This is so valuable and is what we’re battling in our newly built home! The water coming out of the house from the sump pump is gushing and very loud. We can’t hear each other talking with the noise. The sump pump itself goes off every 20-60 seconds 24/7. we’ve been told it’s due to high ground water however our neighbors don’t have the same problem. Between the loud pump and the gushing water outside it’s hard to sleep, have any quiet, which is why we moved out of the city to begin with. any suggestions on who to call to address these issues and to offer options towards solutions? THANK YOU!
I do not know anyone who could be of help to you long distance. You will need to find someone locally. Pump running every minute or less seems to be more than high ground water. Sounds more like an underground river or broken water pipe. Specially if the neighbors are not having the problem. I think you really need to discover the cause, before looking for a cure. You could end up fixing the wrong thing.
I am having the exact same problems in my newly built home. Were you able to find a solution? When there is heavy rain my sump pump is filling fast and runs every 45 seconds (2/3 HP submersible). However when there is no rain for a while it runs maybe once every other day. Underground river? Broken water pipe? I don’t know. Did you find the cause?
[email protected] is my email if you did thanks!
Dear Jeff, Thank you for an excellent post. I am presently remodeling a ground floor room to be used as my consultation office for psychological treatment. It must be very quiet and there certainly must never be sudden, loud noises. As part of the renovation, the 11’X16′ room was dug out to give it a higher ceiling. Well into the project, the dig out complete, I learn that it requires a sump pump. Okay, this makes sense, but my GC and his team do not seem tuned into my needs or especially knowledgeable about pumps and which ones are the most quiet. I have two questions for you: (1) Can I really expect to achieve near silence with a pump in the room? And (2) Can you recommend the very best pump to buy? The post is very helpful; I’ll be grateful for anything further that you can add as per these questions.
I think that you can achieve near silence. Buy a submersible pump with a float switch. Mine is a Superior cast iron unit. I use a flex hoe because it has some give to it.

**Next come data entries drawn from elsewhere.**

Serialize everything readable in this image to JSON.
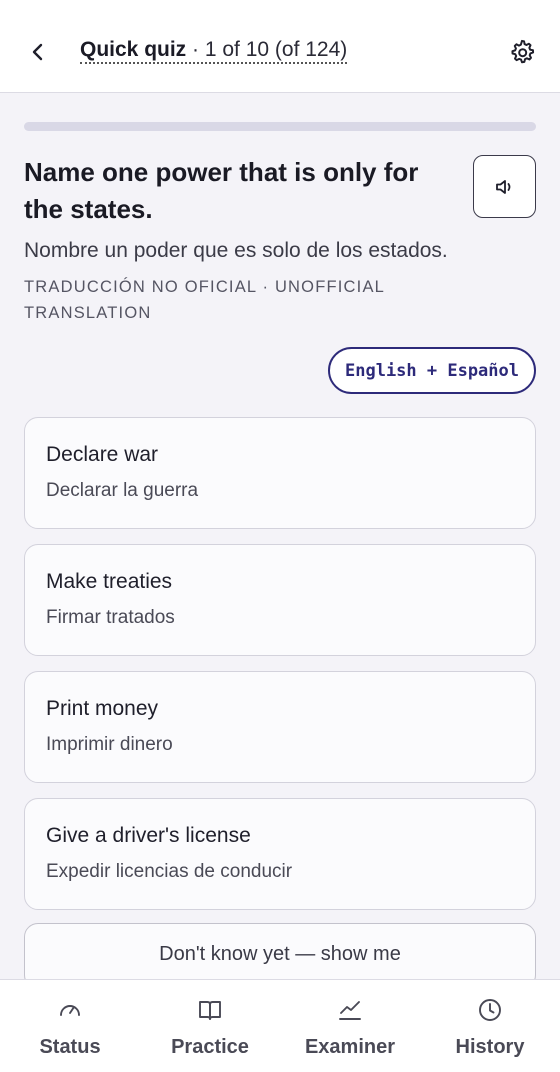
{
  "header": {
    "title_strong": "Quick quiz",
    "title_rest": " · 1 of 10 (of 124)",
    "back_icon": "chevron-left-icon",
    "settings_icon": "gear-icon"
  },
  "progress": {
    "fraction": 0.0
  },
  "question": {
    "text_en": "Name one power that is only for the states.",
    "text_es": "Nombre un poder que es solo de los estados.",
    "translation_note": "TRADUCCIÓN NO OFICIAL · UNOFFICIAL TRANSLATION",
    "audio_icon": "speaker-icon"
  },
  "language_toggle": {
    "label": "English + Español"
  },
  "options": [
    {
      "en": "Declare war",
      "es": "Declarar la guerra"
    },
    {
      "en": "Make treaties",
      "es": "Firmar tratados"
    },
    {
      "en": "Print money",
      "es": "Imprimir dinero"
    },
    {
      "en": "Give a driver's license",
      "es": "Expedir licencias de conducir"
    }
  ],
  "dont_know": {
    "label": "Don't know yet — show me"
  },
  "bottom_nav": {
    "items": [
      {
        "label": "Status",
        "icon": "gauge-icon"
      },
      {
        "label": "Practice",
        "icon": "book-icon"
      },
      {
        "label": "Examiner",
        "icon": "trend-chart-icon"
      },
      {
        "label": "History",
        "icon": "clock-icon"
      }
    ]
  },
  "colors": {
    "accent": "#2d2a7a",
    "background": "#f4f3f8",
    "card": "#fbfbfd"
  }
}
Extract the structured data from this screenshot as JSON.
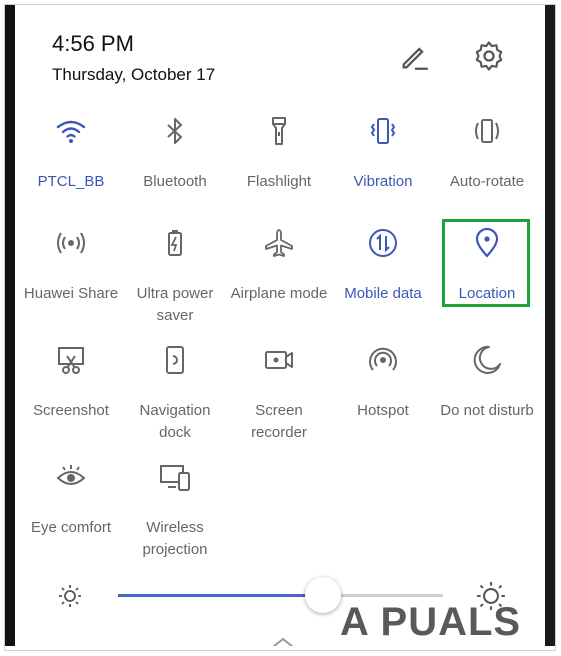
{
  "header": {
    "time": "4:56 PM",
    "date": "Thursday, October 17",
    "edit_icon": "pencil-icon",
    "settings_icon": "gear-icon"
  },
  "tiles": [
    {
      "label": "PTCL_BB",
      "icon": "wifi-icon",
      "active": true
    },
    {
      "label": "Bluetooth",
      "icon": "bluetooth-icon",
      "active": false
    },
    {
      "label": "Flashlight",
      "icon": "flashlight-icon",
      "active": false
    },
    {
      "label": "Vibration",
      "icon": "vibration-icon",
      "active": true
    },
    {
      "label": "Auto-rotate",
      "icon": "auto-rotate-icon",
      "active": false
    },
    {
      "label": "Huawei Share",
      "icon": "share-icon",
      "active": false
    },
    {
      "label": "Ultra power\nsaver",
      "icon": "battery-saver-icon",
      "active": false
    },
    {
      "label": "Airplane mode",
      "icon": "airplane-icon",
      "active": false
    },
    {
      "label": "Mobile data",
      "icon": "mobile-data-icon",
      "active": true
    },
    {
      "label": "Location",
      "icon": "location-pin-icon",
      "active": true
    },
    {
      "label": "Screenshot",
      "icon": "screenshot-icon",
      "active": false
    },
    {
      "label": "Navigation\ndock",
      "icon": "navigation-dock-icon",
      "active": false
    },
    {
      "label": "Screen\nrecorder",
      "icon": "screen-recorder-icon",
      "active": false
    },
    {
      "label": "Hotspot",
      "icon": "hotspot-icon",
      "active": false
    },
    {
      "label": "Do not disturb",
      "icon": "moon-icon",
      "active": false
    },
    {
      "label": "Eye comfort",
      "icon": "eye-icon",
      "active": false
    },
    {
      "label": "Wireless\nprojection",
      "icon": "projection-icon",
      "active": false
    }
  ],
  "brightness": {
    "level": 0.66
  },
  "watermark": {
    "text": "A PUALS"
  },
  "colors": {
    "active": "#3d57b7",
    "inactive": "#666666",
    "highlight": "#1ea337"
  }
}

Solid ABS pipe with 90 degree corners are noisy because the pump is rated at 4800 gallons per minute so when it hits a solid corner it makes noise. The pipe will have to be inside the room a little bit. Enclose it with a heavy mass box to reduce any noise. MDF works well. For more information and a picture of my sump see our articles Why is My Sump Pump Making Noise?
Thank you, Terry!